= What to work on =
Make an exact copy of every entry, leaving the pictures out.

Data excerpts
────────

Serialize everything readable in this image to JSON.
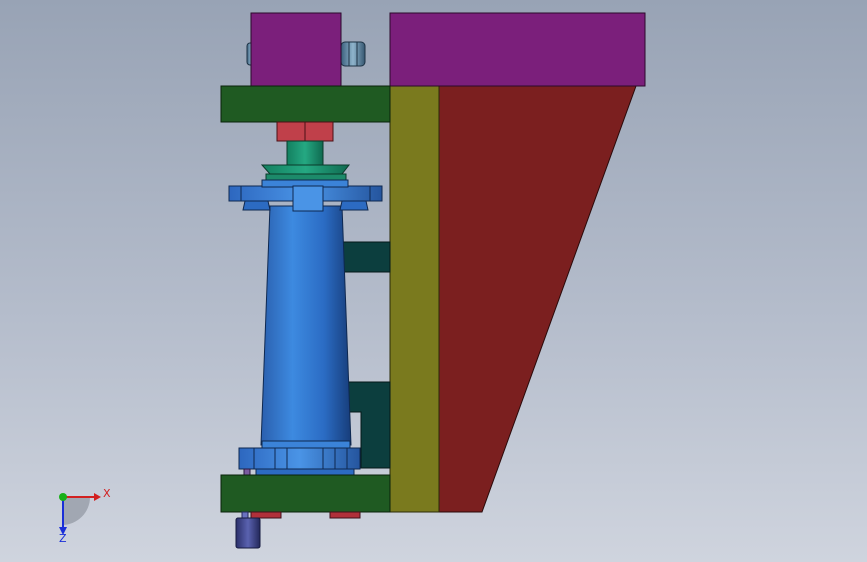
{
  "view": {
    "axes": {
      "x_label": "X",
      "z_label": "Z"
    }
  },
  "colors": {
    "magenta_block": "#7b1f7b",
    "green_plate": "#1f5a22",
    "olive_column": "#7a7a1e",
    "red_gusset": "#7b1f1f",
    "teal_block": "#0c3e3e",
    "blue_shaft": "#2f72c8",
    "green_collar": "#1c8a6a",
    "red_nut": "#c0404a",
    "bolt_gray": "#4c6f88",
    "axis_red": "#d22020",
    "axis_green": "#18b018",
    "axis_blue": "#1a2fd8"
  }
}
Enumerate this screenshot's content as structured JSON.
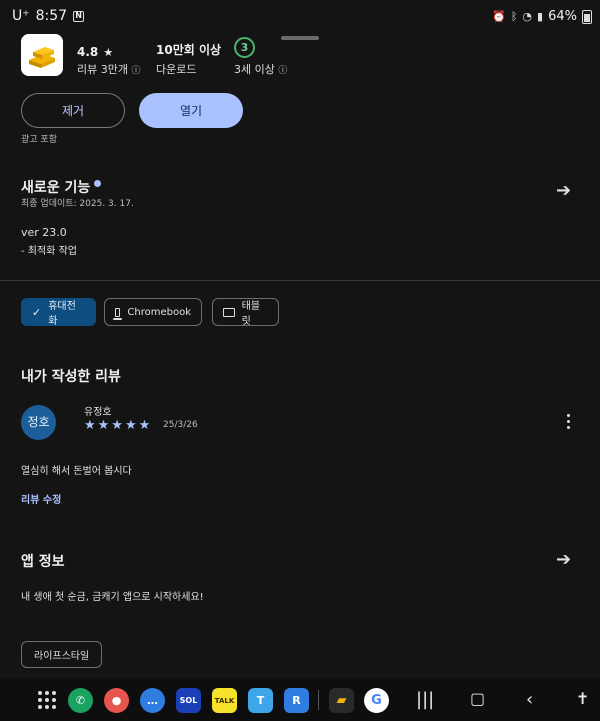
{
  "status_bar": {
    "carrier": "U⁺",
    "time": "8:57",
    "notif_badge": "N",
    "battery": "64%",
    "icons": [
      "alarm-icon",
      "bluetooth-icon",
      "wifi-icon",
      "signal-icon",
      "battery-icon"
    ]
  },
  "app": {
    "rating": "4.8",
    "rating_star": "★",
    "reviews_label": "리뷰 3만개",
    "downloads_value": "10만회 이상",
    "downloads_label": "다운로드",
    "age_value": "3",
    "age_label": "3세 이상"
  },
  "actions": {
    "remove_label": "제거",
    "open_label": "열기",
    "ads_label": "광고 포함"
  },
  "whats_new": {
    "title": "새로운 기능",
    "updated": "최종 업데이트: 2025. 3. 17.",
    "version": "ver 23.0",
    "note": "- 최적화 작업"
  },
  "device_chips": [
    {
      "label": "휴대전화",
      "selected": true
    },
    {
      "label": "Chromebook",
      "selected": false
    },
    {
      "label": "태블릿",
      "selected": false
    }
  ],
  "my_review": {
    "title": "내가 작성한 리뷰",
    "avatar_text": "정호",
    "author": "유정호",
    "stars": "★★★★★",
    "date": "25/3/26",
    "text": "열심히 해서 돈벌어 봅시다",
    "edit_label": "리뷰 수정"
  },
  "app_info": {
    "title": "앱 정보",
    "description": "내 생애 첫 순금, 금캐기 앱으로 시작하세요!",
    "tag": "라이프스타일"
  },
  "taskbar": {
    "apps": [
      {
        "name": "phone-app-icon",
        "color": "#1aa260",
        "glyph": "✆"
      },
      {
        "name": "contacts-app-icon",
        "color": "#e8554e",
        "glyph": "●"
      },
      {
        "name": "messages-app-icon",
        "color": "#2f7de1",
        "glyph": "…"
      },
      {
        "name": "sol-pay-app-icon",
        "color": "#1b3fb5",
        "glyph": "SOL"
      },
      {
        "name": "kakaotalk-app-icon",
        "color": "#f7e22b",
        "glyph": "TALK"
      },
      {
        "name": "t-app-icon",
        "color": "#3ea6e8",
        "glyph": "T"
      },
      {
        "name": "r-app-icon",
        "color": "#2f7de1",
        "glyph": "R"
      }
    ],
    "recent_apps": [
      {
        "name": "gold-app-icon",
        "color": "#2a2a2a",
        "glyph": "▰"
      },
      {
        "name": "google-app-icon",
        "color": "#ffffff",
        "glyph": "G"
      }
    ]
  }
}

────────

= Result of this task =
Serialize everything readable in this image to JSON.
{
  "view": {
    "axes": {
      "x_label": "X",
      "z_label": "Z"
    }
  },
  "colors": {
    "magenta_block": "#7b1f7b",
    "green_plate": "#1f5a22",
    "olive_column": "#7a7a1e",
    "red_gusset": "#7b1f1f",
    "teal_block": "#0c3e3e",
    "blue_shaft": "#2f72c8",
    "green_collar": "#1c8a6a",
    "red_nut": "#c0404a",
    "bolt_gray": "#4c6f88",
    "axis_red": "#d22020",
    "axis_green": "#18b018",
    "axis_blue": "#1a2fd8"
  }
}
Enumerate this screenshot's content as structured JSON.
{
  "status_bar": {
    "carrier": "U⁺",
    "time": "8:57",
    "notif_badge": "N",
    "battery": "64%",
    "icons": [
      "alarm-icon",
      "bluetooth-icon",
      "wifi-icon",
      "signal-icon",
      "battery-icon"
    ]
  },
  "app": {
    "rating": "4.8",
    "rating_star": "★",
    "reviews_label": "리뷰 3만개",
    "downloads_value": "10만회 이상",
    "downloads_label": "다운로드",
    "age_value": "3",
    "age_label": "3세 이상"
  },
  "actions": {
    "remove_label": "제거",
    "open_label": "열기",
    "ads_label": "광고 포함"
  },
  "whats_new": {
    "title": "새로운 기능",
    "updated": "최종 업데이트: 2025. 3. 17.",
    "version": "ver 23.0",
    "note": "- 최적화 작업"
  },
  "device_chips": [
    {
      "label": "휴대전화",
      "selected": true
    },
    {
      "label": "Chromebook",
      "selected": false
    },
    {
      "label": "태블릿",
      "selected": false
    }
  ],
  "my_review": {
    "title": "내가 작성한 리뷰",
    "avatar_text": "정호",
    "author": "유정호",
    "stars": "★★★★★",
    "date": "25/3/26",
    "text": "열심히 해서 돈벌어 봅시다",
    "edit_label": "리뷰 수정"
  },
  "app_info": {
    "title": "앱 정보",
    "description": "내 생애 첫 순금, 금캐기 앱으로 시작하세요!",
    "tag": "라이프스타일"
  },
  "taskbar": {
    "apps": [
      {
        "name": "phone-app-icon",
        "color": "#1aa260",
        "glyph": "✆"
      },
      {
        "name": "contacts-app-icon",
        "color": "#e8554e",
        "glyph": "●"
      },
      {
        "name": "messages-app-icon",
        "color": "#2f7de1",
        "glyph": "…"
      },
      {
        "name": "sol-pay-app-icon",
        "color": "#1b3fb5",
        "glyph": "SOL"
      },
      {
        "name": "kakaotalk-app-icon",
        "color": "#f7e22b",
        "glyph": "TALK"
      },
      {
        "name": "t-app-icon",
        "color": "#3ea6e8",
        "glyph": "T"
      },
      {
        "name": "r-app-icon",
        "color": "#2f7de1",
        "glyph": "R"
      }
    ],
    "recent_apps": [
      {
        "name": "gold-app-icon",
        "color": "#2a2a2a",
        "glyph": "▰"
      },
      {
        "name": "google-app-icon",
        "color": "#ffffff",
        "glyph": "G"
      }
    ]
  }
}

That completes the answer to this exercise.